__WHAT THE EXERCISE ASKS__: Find and copy each line of the records where the string "Home" shows up.

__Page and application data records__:
=== Section Start ===

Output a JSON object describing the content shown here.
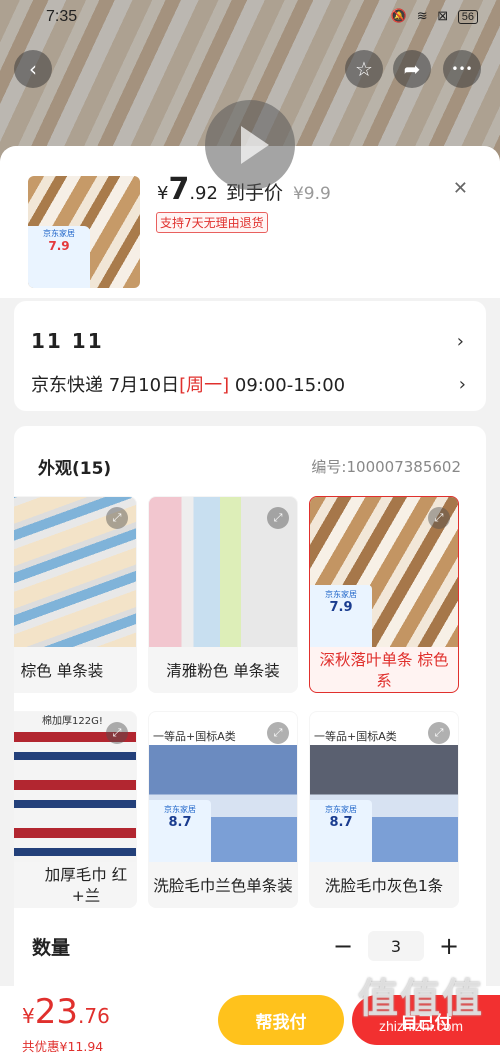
{
  "statusbar": {
    "time": "7:35",
    "icons": "🔕 ≋ ⊠",
    "battery": "56"
  },
  "nav": {
    "back": "‹",
    "star": "☆",
    "share": "➦",
    "more": "•••"
  },
  "product": {
    "currency": "¥",
    "price_int": "7",
    "price_dec": ".92",
    "price_tag": "到手价",
    "original_price": "¥9.9",
    "return_policy": "支持7天无理由退货",
    "close": "✕",
    "thumb_badge_title": "京东家居",
    "thumb_badge_price": "7.9"
  },
  "delivery": {
    "date_line": "11 11",
    "carrier": "京东快递",
    "date": "7月10日",
    "weekday": "[周一]",
    "time_window": "09:00-15:00",
    "chevron": "›"
  },
  "spec": {
    "title": "外观(15)",
    "code": "编号:100007385602",
    "expand_icon": "⤢",
    "options": [
      {
        "label": "棕色 单条装",
        "selected": false
      },
      {
        "label": "清雅粉色 单条装",
        "selected": false
      },
      {
        "label": "深秋落叶单条 棕色系",
        "selected": true
      },
      {
        "label": "加厚毛巾 红+兰",
        "selected": false,
        "overlay": "棉加厚122G!"
      },
      {
        "label": "洗脸毛巾兰色单条装",
        "selected": false,
        "overlay": "一等品+国标A类",
        "badge_title": "京东家居",
        "badge_price": "8.7"
      },
      {
        "label": "洗脸毛巾灰色1条",
        "selected": false,
        "overlay": "一等品+国标A类",
        "badge_title": "京东家居",
        "badge_price": "8.7"
      }
    ]
  },
  "quantity": {
    "label": "数量",
    "minus": "−",
    "value": "3",
    "plus": "+"
  },
  "bottom": {
    "currency": "¥",
    "total_int": "23",
    "total_dec": ".76",
    "saving": "共优惠¥11.94",
    "help_pay": "帮我付",
    "self_pay": "自己付"
  },
  "watermark": {
    "big": "值值值",
    "small": "zhizhizhi.com"
  }
}
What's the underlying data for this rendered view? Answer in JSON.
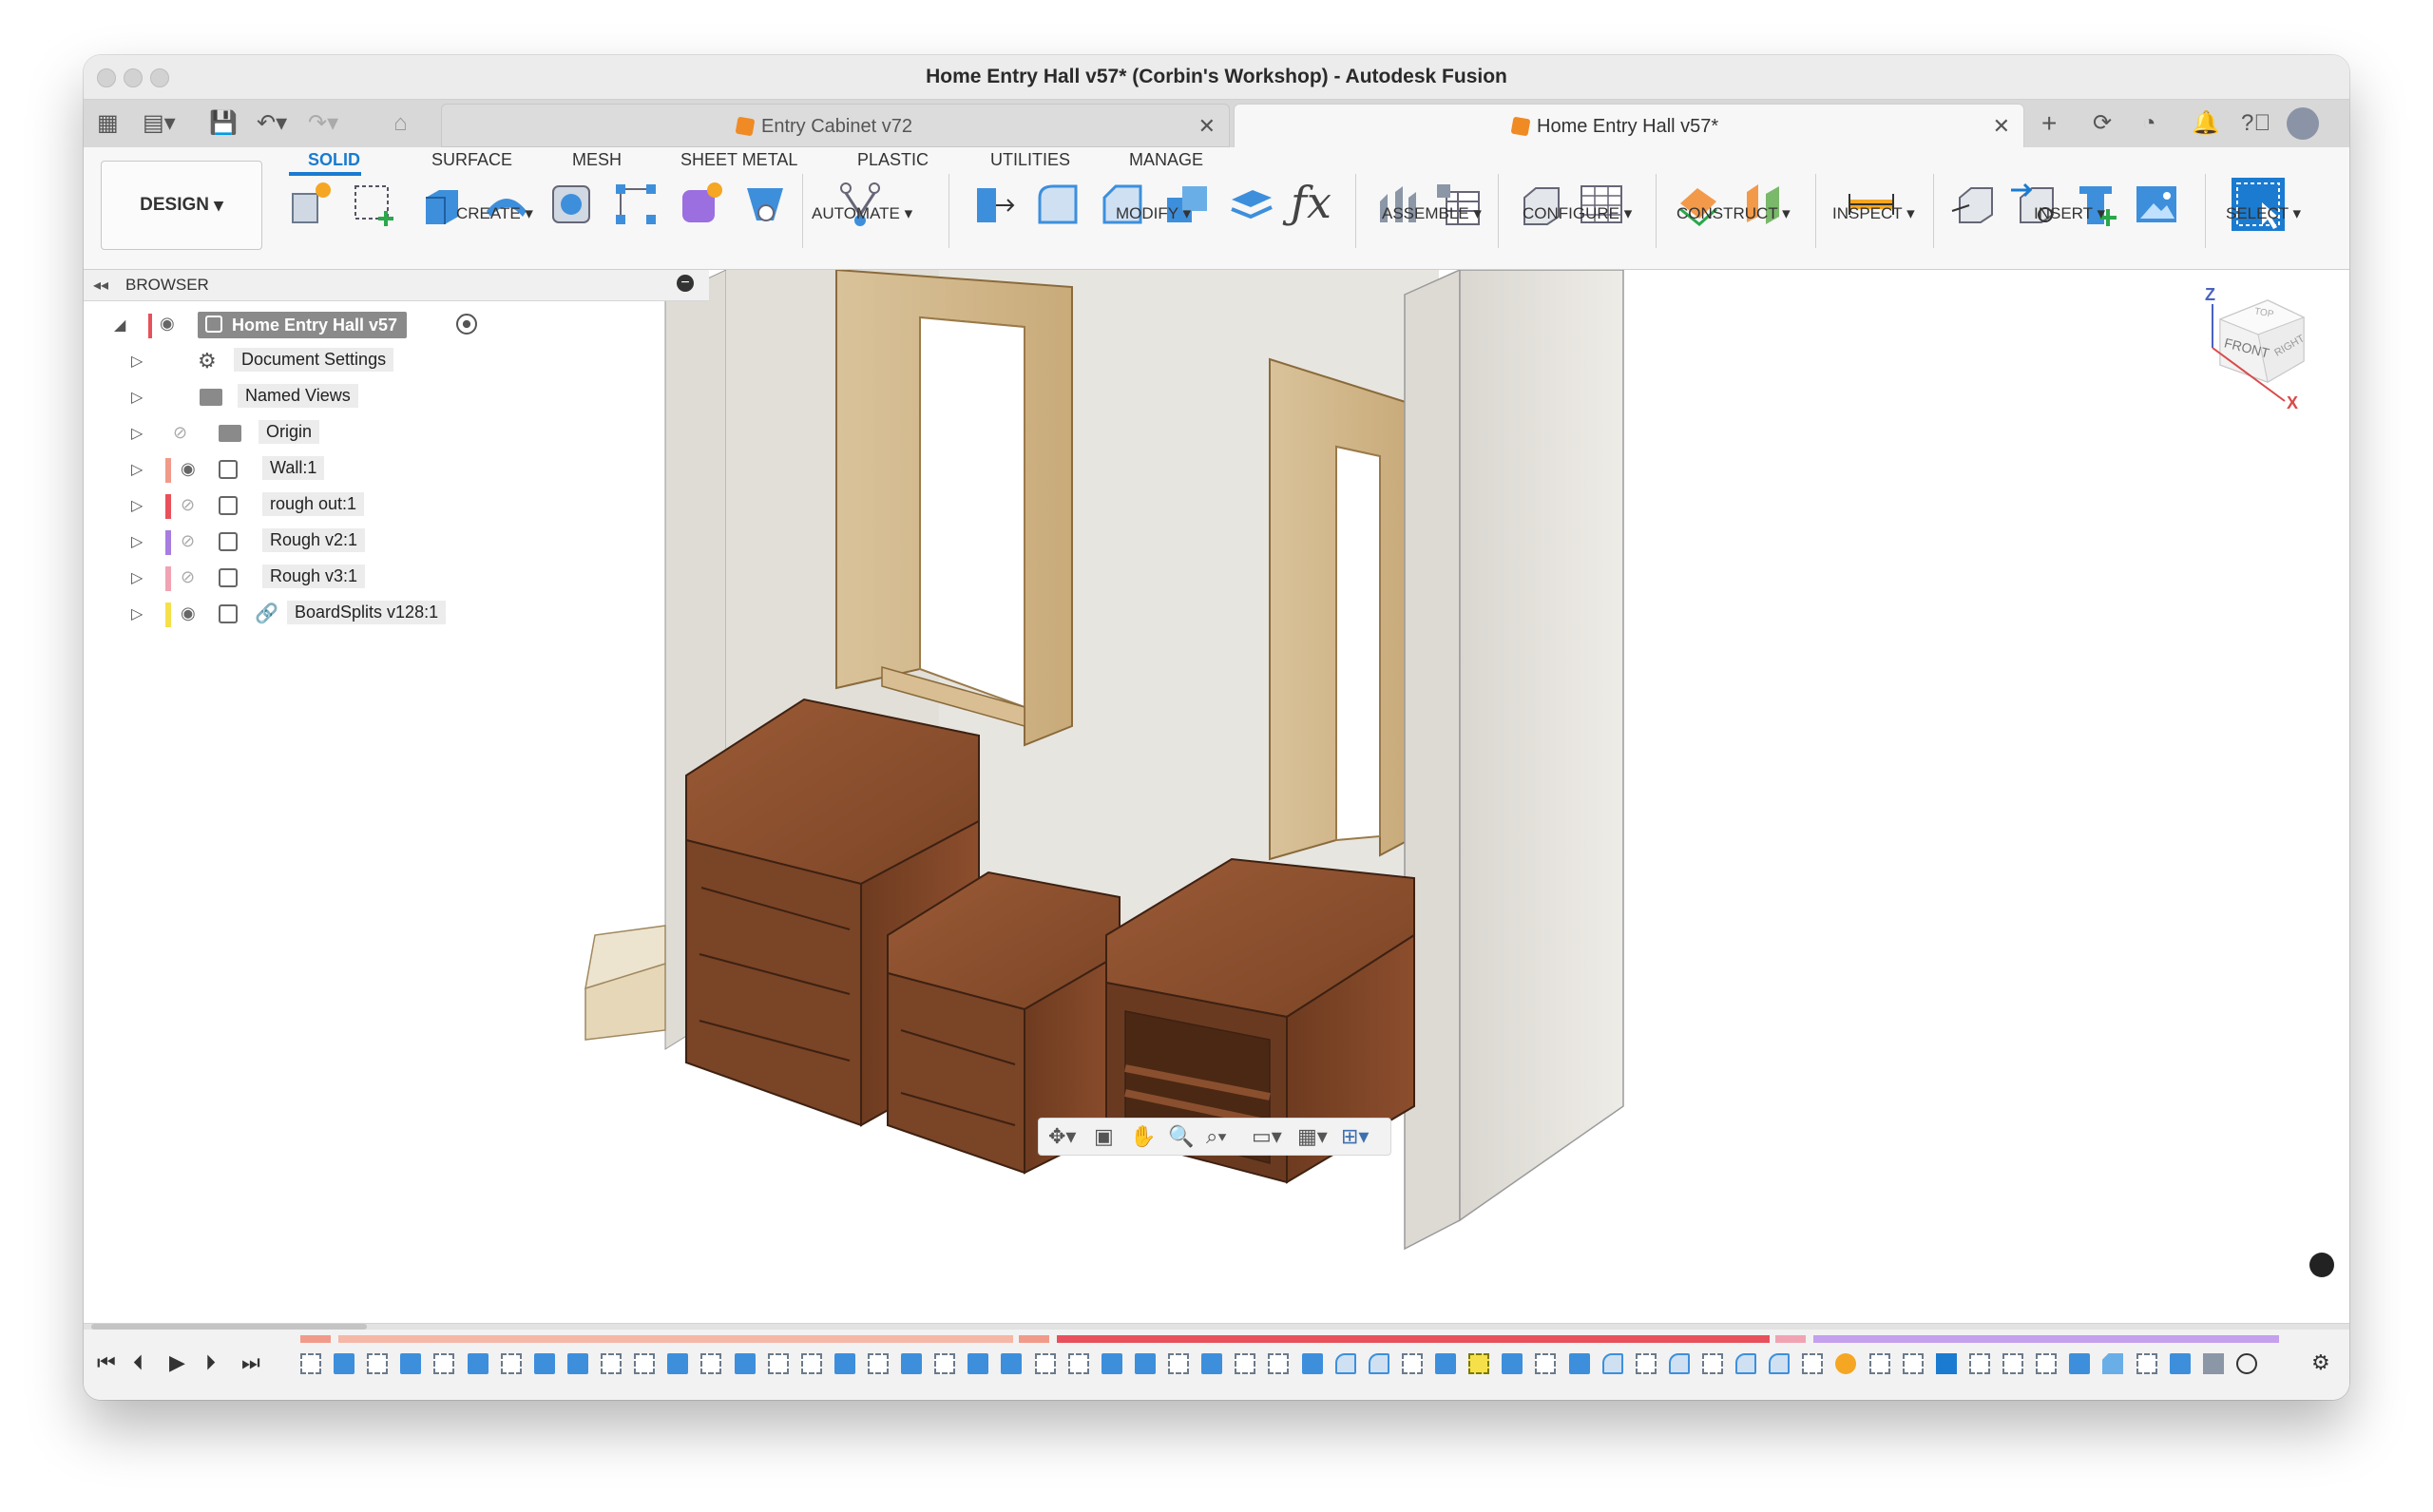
{
  "window": {
    "title": "Home Entry Hall v57* (Corbin's Workshop) - Autodesk Fusion"
  },
  "tabs": [
    {
      "label": "Entry Cabinet v72",
      "active": false
    },
    {
      "label": "Home Entry Hall v57*",
      "active": true
    }
  ],
  "ribbon": {
    "workspace": "DESIGN",
    "workspace_tabs": [
      "SOLID",
      "SURFACE",
      "MESH",
      "SHEET METAL",
      "PLASTIC",
      "UTILITIES",
      "MANAGE"
    ],
    "active_tab": "SOLID",
    "groups": [
      "CREATE",
      "AUTOMATE",
      "MODIFY",
      "ASSEMBLE",
      "CONFIGURE",
      "CONSTRUCT",
      "INSPECT",
      "INSERT",
      "SELECT"
    ]
  },
  "browser": {
    "header": "BROWSER",
    "root": "Home Entry Hall v57",
    "items": [
      {
        "label": "Document Settings",
        "icon": "gear-icon"
      },
      {
        "label": "Named Views",
        "icon": "folder-icon"
      },
      {
        "label": "Origin",
        "icon": "folder-icon"
      },
      {
        "label": "Wall:1",
        "icon": "component-icon",
        "color": "#f29a8a"
      },
      {
        "label": "rough out:1",
        "icon": "body-icon",
        "color": "#e8505b"
      },
      {
        "label": "Rough v2:1",
        "icon": "body-icon",
        "color": "#a77de0"
      },
      {
        "label": "Rough v3:1",
        "icon": "body-icon",
        "color": "#f2a3b3"
      },
      {
        "label": "BoardSplits v128:1",
        "icon": "link-icon",
        "color": "#f5e04a"
      }
    ]
  },
  "viewcube": {
    "axis_z": "Z",
    "axis_x": "X",
    "front": "FRONT",
    "right": "RIGHT",
    "top": "TOP"
  },
  "colors": {
    "accent": "#1a7bd0",
    "wood": "#8a4f2e",
    "wall": "#ecebe6"
  }
}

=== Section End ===

__WORKED SOLUTION__:
    "title": "Home Entry Hall v57* (Corbin's Workshop) - Autodesk Fusion"
      "label": "Home Entry Hall v57*",
    "root": "Home Entry Hall v57",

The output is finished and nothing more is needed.